The current policies create serious economic distortions, notably in the electricity-generation industry. There can be no doubt that coal-fired power stations are the biggest polluters, both here in Scotland and elsewhere, and that we should be phasing them out. However, some of the cap-and-trade policies are actually encouraging the construction of new coal-fired power stations in the UK rather than nuclear or gas-fired, never mind more renewable energy.
I believe that there is now far too much emphasis on short-term decision-making, which works against long-term investments in our energy infrastructure. New nuclear power stations are the obvious example.
The costs of investments can be quantified with some certainty, but the likely benefits are much more uncertain. Carbon capture and storage projects are a good example of that. Consequently, the private sector in most countries, including Scotland, is very reluctant to invest in the projects which governments wish to encourage.
There is little evidence of global warming in the north of Scotland as I write this column. December and January seem to have been the coldest in years.
The skiers may be pleased, but not us diehard football supporters.
What sense is there in having distinct policies in Scotland when there are lukewarm attitudes from much more important countries such as the US and China? Can we lead by example? Is there merit in our being virtuous?
Well, maybe, but as an economist, I would prefer us to have climate-change policies that are actually implementable and effective. International agreement is obviously very difficult, as demonstrated by both Kyoto and Copenhagen, but must be sought. If not, the virtuous countries will lose out.
An obvious example is the location of industries with high CO emissions. Worldwide, they would inevitably gravitate to countries such as China and India, as steel is already doing. Within Europe, the trend would be towards eastern European countries such as Poland and Romania.
Scotland cannot be immune from such trends, so a radically different approach is required.

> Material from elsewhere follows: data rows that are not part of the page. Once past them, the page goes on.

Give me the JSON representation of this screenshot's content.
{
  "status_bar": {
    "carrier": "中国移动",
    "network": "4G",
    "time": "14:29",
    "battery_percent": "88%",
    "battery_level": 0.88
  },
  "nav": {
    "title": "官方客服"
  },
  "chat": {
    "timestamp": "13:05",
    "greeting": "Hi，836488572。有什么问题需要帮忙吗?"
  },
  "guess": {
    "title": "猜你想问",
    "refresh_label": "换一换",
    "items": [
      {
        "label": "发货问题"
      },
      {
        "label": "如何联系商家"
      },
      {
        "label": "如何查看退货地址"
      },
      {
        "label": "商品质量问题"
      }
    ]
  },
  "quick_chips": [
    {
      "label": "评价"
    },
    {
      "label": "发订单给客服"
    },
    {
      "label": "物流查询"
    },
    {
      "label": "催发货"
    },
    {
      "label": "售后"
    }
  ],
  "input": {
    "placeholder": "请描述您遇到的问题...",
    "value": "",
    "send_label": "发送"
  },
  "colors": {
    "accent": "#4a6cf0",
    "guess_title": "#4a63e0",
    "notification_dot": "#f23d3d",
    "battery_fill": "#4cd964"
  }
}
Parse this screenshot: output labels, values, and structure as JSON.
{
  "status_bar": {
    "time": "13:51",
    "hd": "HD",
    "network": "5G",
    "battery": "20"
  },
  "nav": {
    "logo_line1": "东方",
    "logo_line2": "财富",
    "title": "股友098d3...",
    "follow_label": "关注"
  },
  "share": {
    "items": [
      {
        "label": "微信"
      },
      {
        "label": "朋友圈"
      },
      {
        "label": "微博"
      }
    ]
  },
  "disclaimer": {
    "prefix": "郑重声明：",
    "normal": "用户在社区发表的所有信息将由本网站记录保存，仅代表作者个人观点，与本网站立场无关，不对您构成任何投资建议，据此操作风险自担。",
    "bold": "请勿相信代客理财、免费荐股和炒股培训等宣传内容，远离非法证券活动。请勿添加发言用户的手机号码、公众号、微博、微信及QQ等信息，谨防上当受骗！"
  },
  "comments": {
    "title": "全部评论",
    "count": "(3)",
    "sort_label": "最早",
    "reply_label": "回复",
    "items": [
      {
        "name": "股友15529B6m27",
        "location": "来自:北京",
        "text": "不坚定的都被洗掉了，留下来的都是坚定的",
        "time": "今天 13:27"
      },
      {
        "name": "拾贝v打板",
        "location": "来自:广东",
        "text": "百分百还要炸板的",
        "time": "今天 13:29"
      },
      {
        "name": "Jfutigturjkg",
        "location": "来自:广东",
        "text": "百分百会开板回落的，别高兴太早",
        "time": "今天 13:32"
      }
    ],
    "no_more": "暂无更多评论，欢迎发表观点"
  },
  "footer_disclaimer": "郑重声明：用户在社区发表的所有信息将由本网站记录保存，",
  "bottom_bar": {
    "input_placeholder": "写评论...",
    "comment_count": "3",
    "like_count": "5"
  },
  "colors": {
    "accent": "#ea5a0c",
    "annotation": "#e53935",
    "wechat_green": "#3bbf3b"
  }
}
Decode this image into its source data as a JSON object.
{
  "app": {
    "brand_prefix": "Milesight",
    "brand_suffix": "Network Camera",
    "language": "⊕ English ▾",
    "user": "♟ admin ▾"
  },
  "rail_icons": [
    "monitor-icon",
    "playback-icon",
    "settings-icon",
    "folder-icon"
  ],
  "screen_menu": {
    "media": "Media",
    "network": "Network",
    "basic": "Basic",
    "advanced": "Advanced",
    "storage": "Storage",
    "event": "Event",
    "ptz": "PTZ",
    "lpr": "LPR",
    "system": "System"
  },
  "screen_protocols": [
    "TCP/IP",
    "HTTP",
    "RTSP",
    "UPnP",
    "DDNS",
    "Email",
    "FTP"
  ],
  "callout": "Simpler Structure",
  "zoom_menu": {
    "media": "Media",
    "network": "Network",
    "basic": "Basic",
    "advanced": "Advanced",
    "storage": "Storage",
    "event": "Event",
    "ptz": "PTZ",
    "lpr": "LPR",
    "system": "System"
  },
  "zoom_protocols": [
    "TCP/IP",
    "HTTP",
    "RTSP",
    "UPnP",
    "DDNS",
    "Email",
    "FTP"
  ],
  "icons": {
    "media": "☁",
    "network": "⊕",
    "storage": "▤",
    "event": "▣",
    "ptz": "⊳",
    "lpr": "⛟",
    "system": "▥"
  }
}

We need to be much more realistic about renewable energy and climate-change investments.
Tony Mackay is MD of economists Mackay Consultants